*Aim of the exercise:* Report each line below that carries the word "Nigeria".
Information given: Begin
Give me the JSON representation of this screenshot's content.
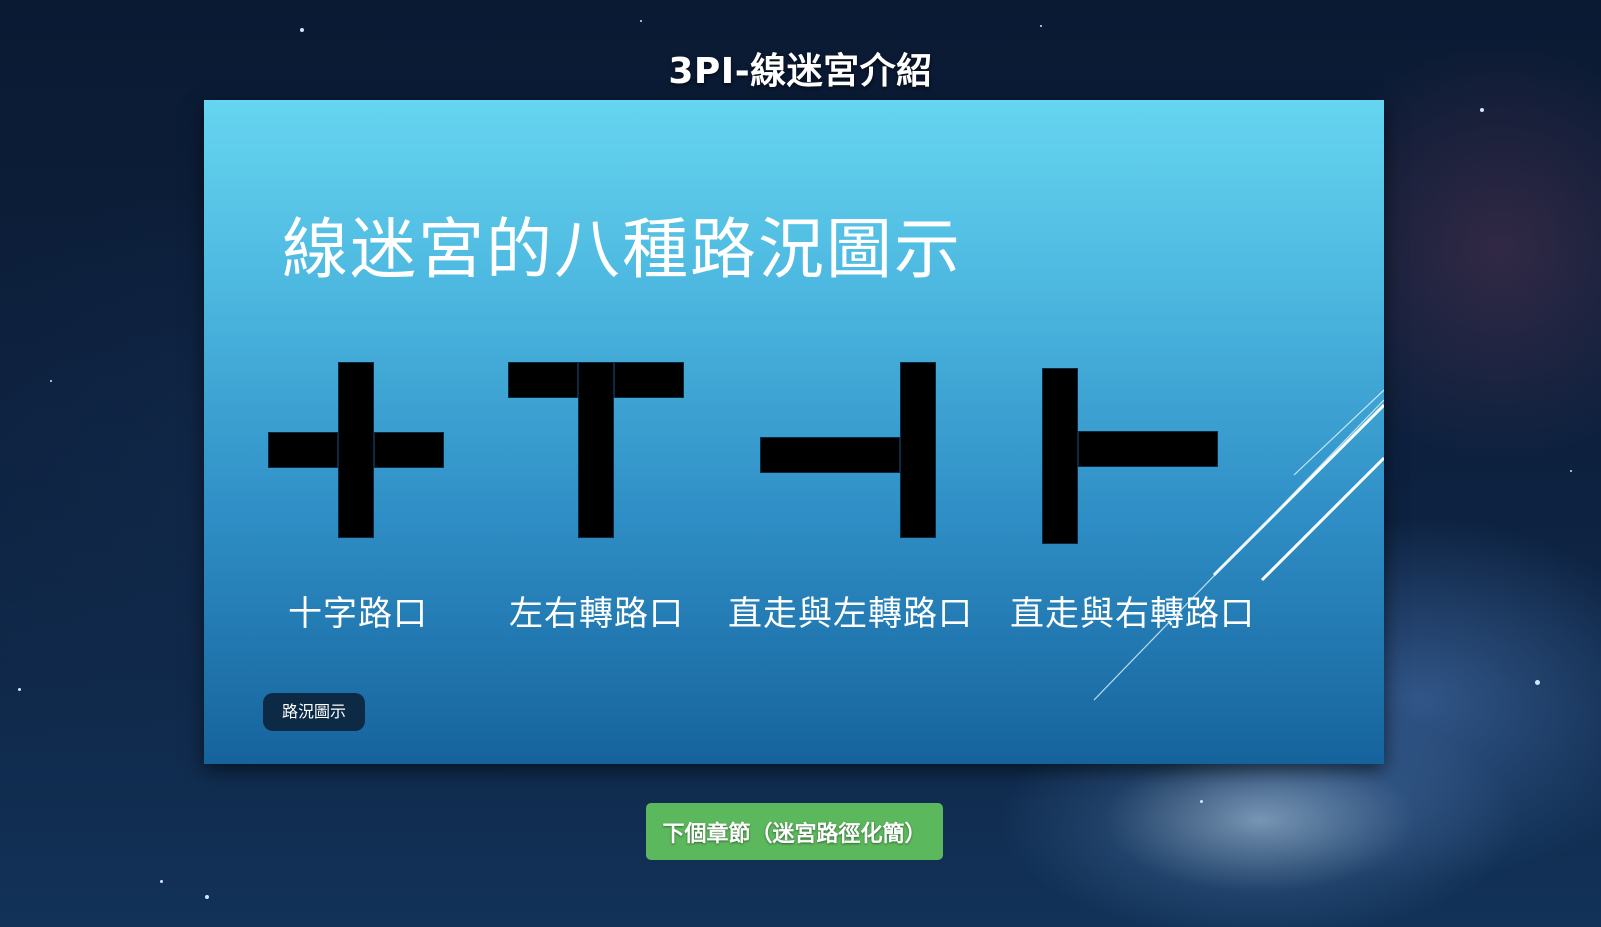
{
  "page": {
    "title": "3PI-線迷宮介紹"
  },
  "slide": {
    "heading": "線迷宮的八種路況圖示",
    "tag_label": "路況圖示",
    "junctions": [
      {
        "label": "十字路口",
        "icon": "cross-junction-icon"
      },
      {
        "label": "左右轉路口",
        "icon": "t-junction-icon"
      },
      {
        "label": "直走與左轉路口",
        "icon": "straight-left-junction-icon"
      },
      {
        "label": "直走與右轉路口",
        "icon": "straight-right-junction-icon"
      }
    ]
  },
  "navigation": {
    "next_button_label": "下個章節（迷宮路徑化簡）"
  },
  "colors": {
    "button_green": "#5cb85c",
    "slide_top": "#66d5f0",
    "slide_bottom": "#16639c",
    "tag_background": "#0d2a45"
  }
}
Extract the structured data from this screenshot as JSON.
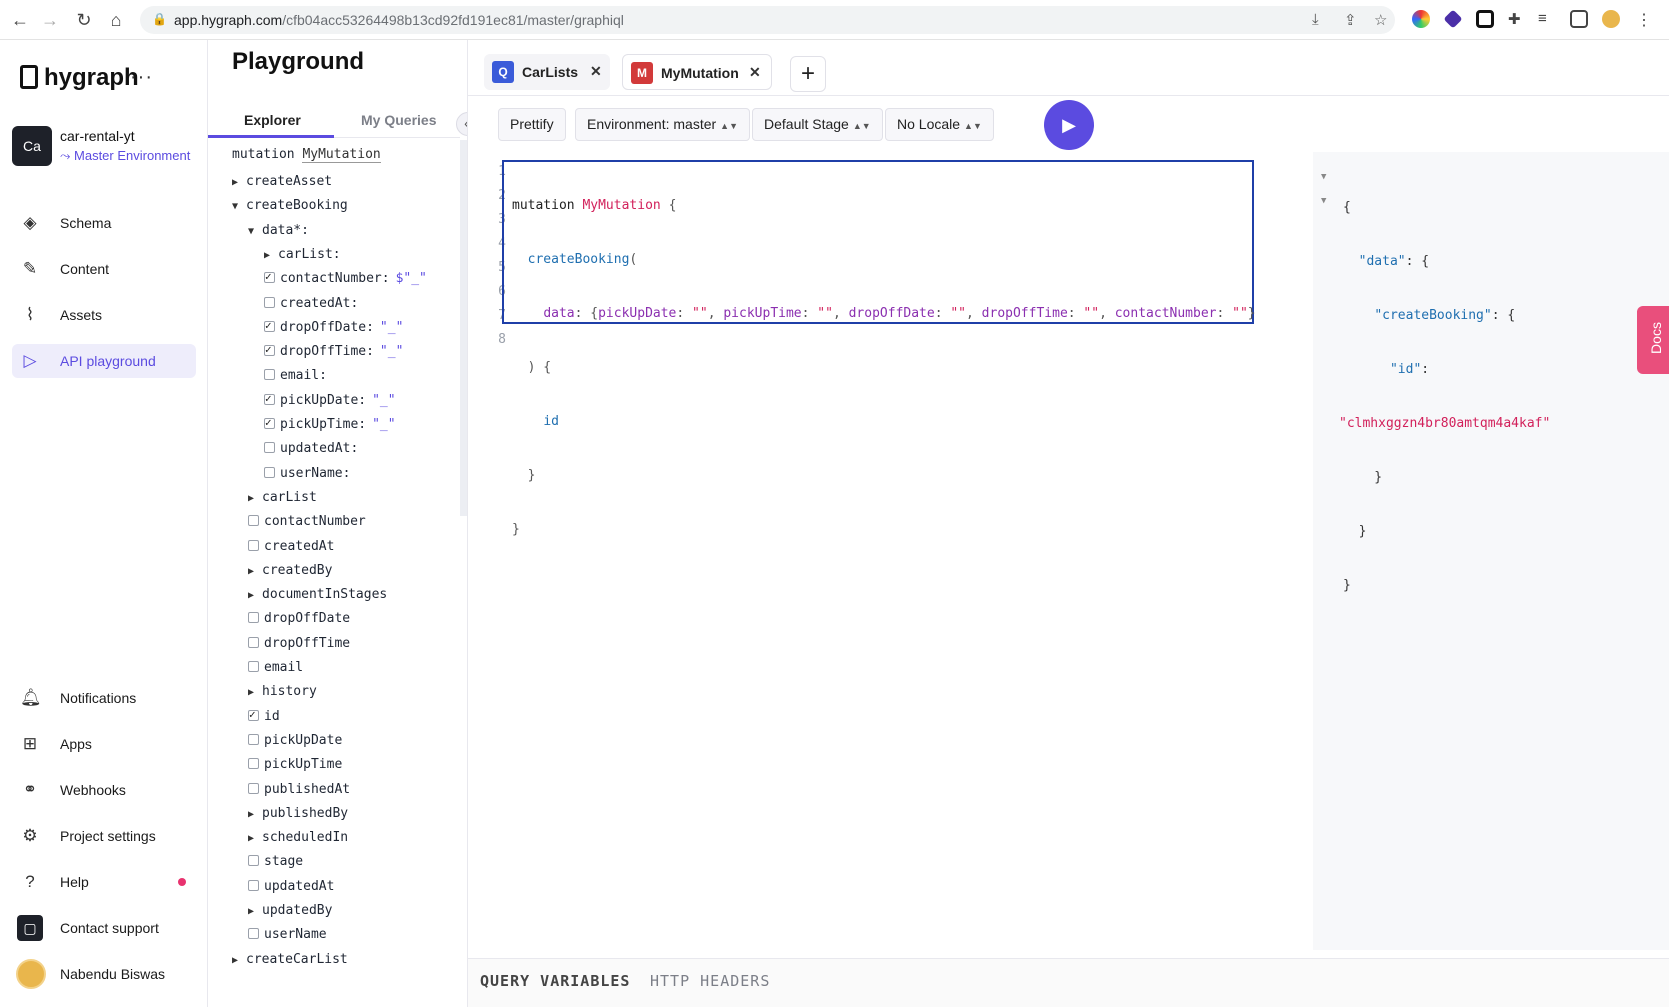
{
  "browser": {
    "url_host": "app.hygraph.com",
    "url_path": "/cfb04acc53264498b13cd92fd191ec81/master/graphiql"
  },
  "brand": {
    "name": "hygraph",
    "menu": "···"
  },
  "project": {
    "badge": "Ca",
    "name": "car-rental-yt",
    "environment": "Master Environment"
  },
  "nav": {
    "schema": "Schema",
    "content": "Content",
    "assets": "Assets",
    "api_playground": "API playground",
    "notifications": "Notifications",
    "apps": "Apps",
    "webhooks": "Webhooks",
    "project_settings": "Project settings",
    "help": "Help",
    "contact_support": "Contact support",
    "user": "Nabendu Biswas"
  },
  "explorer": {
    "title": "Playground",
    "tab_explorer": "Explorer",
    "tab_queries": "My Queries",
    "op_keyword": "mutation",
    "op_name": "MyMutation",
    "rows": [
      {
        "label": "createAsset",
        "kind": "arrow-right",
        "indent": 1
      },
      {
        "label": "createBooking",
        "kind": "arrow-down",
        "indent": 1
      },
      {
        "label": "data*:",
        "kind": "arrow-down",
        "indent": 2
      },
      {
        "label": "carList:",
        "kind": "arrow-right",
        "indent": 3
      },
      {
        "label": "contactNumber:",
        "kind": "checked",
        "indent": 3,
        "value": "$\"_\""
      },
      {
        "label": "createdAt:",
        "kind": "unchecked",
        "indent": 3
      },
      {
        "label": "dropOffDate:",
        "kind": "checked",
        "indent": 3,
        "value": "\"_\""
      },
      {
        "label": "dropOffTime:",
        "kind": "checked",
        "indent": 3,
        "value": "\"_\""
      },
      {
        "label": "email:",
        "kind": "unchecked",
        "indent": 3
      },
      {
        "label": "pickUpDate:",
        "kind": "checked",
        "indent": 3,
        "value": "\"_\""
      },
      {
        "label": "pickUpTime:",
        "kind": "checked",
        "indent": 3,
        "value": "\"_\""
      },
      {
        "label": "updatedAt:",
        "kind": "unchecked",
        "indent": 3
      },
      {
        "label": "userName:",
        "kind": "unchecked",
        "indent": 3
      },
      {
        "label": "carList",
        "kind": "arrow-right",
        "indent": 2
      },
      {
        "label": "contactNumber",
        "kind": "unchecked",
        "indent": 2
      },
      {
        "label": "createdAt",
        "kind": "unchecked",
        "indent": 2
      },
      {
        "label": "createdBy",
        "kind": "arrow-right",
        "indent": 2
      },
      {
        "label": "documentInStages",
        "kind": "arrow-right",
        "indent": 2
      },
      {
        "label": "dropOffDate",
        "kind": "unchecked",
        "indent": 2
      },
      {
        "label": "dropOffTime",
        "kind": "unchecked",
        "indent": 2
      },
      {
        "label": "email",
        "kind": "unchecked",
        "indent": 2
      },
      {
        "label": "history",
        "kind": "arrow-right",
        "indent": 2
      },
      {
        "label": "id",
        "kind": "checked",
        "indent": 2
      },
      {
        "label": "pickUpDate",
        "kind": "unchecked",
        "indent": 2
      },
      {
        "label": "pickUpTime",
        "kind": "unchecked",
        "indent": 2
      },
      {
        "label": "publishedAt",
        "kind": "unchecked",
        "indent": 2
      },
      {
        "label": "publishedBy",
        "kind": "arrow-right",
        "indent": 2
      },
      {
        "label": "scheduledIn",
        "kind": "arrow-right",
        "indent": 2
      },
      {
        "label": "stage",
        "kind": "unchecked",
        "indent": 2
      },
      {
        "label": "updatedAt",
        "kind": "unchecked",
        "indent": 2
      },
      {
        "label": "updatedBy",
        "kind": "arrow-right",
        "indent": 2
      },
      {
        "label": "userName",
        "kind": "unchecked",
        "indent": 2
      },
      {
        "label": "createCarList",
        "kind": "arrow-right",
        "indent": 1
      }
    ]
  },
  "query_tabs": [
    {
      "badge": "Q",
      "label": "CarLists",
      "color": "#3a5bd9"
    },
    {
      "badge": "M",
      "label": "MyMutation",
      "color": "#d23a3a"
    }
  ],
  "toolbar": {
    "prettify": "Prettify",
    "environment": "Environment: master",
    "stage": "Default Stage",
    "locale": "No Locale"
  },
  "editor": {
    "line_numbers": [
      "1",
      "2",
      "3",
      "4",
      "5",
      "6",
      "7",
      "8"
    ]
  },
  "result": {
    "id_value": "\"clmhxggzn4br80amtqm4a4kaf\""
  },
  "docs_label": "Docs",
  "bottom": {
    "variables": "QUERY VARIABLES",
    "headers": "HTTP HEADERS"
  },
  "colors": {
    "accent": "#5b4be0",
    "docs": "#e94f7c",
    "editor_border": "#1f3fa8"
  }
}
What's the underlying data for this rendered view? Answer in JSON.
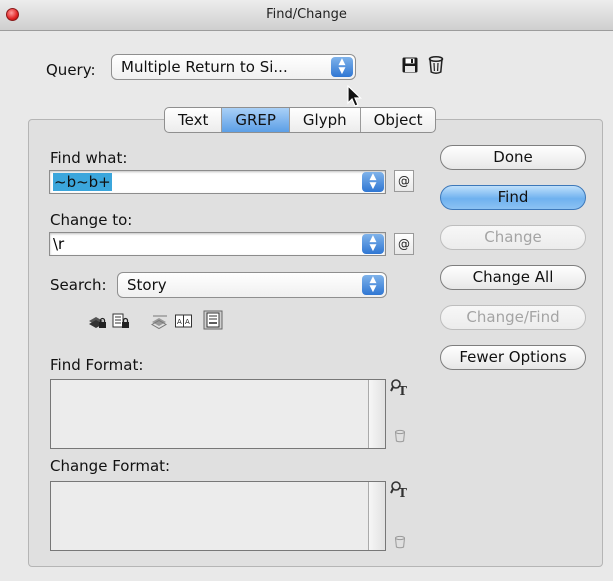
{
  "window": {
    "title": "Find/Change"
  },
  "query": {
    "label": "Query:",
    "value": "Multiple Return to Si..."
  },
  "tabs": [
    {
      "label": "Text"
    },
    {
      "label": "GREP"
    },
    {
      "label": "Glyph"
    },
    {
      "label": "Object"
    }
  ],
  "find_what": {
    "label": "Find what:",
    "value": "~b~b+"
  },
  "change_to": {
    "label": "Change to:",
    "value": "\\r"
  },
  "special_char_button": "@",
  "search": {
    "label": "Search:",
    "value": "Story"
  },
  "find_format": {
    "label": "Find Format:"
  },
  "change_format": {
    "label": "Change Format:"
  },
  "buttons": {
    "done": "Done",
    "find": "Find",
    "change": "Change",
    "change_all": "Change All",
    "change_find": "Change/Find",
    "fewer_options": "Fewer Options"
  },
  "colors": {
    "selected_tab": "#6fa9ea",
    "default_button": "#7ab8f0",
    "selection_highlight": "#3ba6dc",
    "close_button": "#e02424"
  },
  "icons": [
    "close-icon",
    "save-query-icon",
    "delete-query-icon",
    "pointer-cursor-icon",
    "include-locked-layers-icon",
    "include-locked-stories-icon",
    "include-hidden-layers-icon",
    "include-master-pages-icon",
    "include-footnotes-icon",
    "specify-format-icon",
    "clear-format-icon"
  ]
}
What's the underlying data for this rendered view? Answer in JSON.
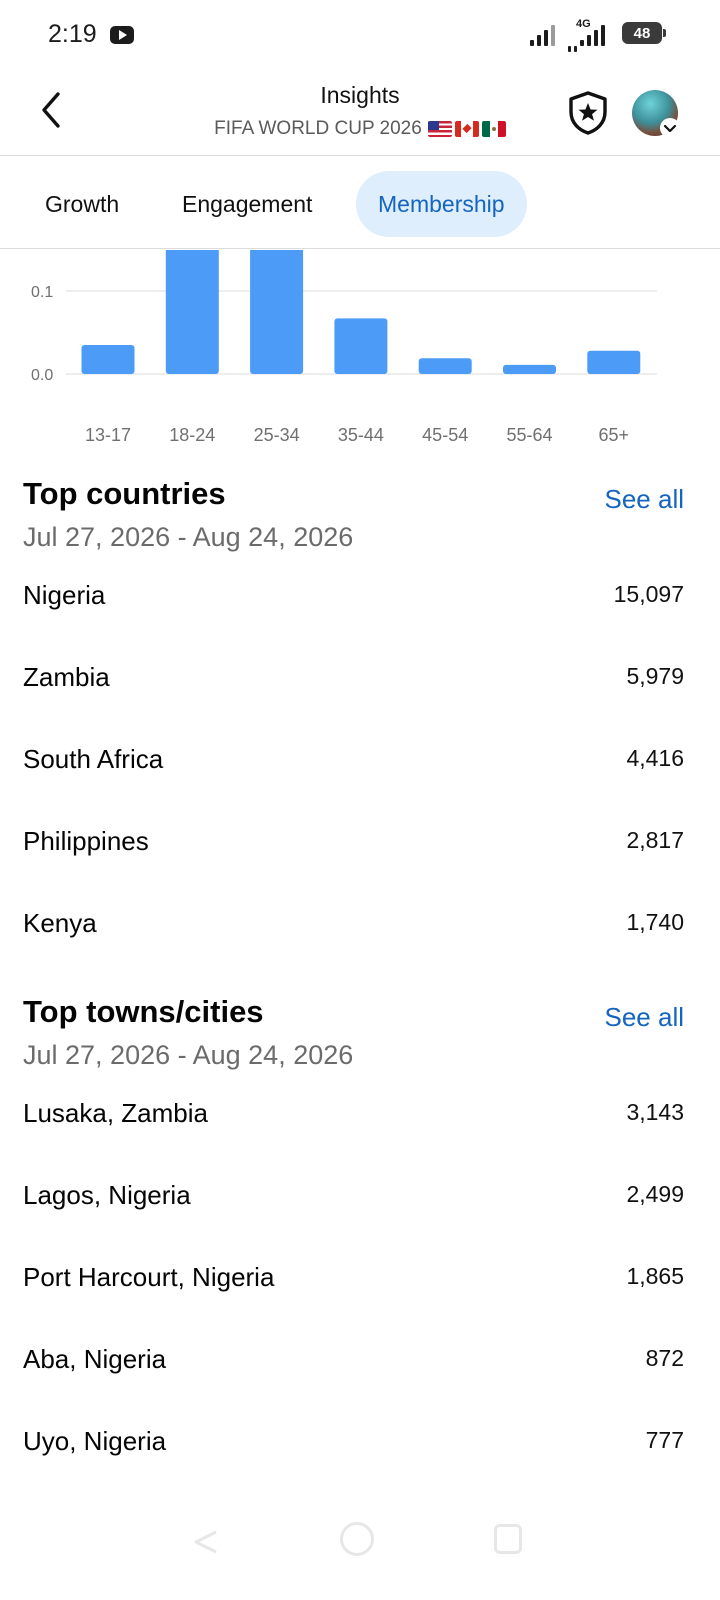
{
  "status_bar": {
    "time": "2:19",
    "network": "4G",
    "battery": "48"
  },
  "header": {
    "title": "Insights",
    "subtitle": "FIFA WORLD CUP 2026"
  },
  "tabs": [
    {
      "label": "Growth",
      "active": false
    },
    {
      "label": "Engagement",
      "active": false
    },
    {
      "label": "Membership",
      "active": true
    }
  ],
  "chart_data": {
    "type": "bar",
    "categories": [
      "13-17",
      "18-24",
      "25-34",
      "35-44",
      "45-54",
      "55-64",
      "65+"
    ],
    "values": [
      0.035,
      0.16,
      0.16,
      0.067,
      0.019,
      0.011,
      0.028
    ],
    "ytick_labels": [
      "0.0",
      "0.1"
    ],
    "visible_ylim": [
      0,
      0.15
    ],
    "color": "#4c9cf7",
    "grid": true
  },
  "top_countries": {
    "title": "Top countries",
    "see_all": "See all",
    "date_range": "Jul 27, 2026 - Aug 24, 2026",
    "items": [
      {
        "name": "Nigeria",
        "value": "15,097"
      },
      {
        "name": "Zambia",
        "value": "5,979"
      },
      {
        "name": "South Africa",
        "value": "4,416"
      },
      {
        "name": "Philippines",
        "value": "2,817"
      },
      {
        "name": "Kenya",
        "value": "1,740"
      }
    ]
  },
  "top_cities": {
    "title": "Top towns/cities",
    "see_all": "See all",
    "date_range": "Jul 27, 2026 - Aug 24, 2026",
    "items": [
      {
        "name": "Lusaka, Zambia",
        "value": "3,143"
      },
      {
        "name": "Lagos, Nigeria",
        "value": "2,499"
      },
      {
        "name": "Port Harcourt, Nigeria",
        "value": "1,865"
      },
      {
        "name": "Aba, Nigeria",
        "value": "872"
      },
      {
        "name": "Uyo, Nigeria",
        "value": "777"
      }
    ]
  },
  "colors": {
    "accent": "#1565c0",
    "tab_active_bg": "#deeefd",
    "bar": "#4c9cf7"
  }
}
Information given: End
*Answer to the problem:*
        "name": "Nigeria",
        "name": "Lagos, Nigeria",
        "name": "Port Harcourt, Nigeria",
        "name": "Aba, Nigeria",
        "name": "Uyo, Nigeria",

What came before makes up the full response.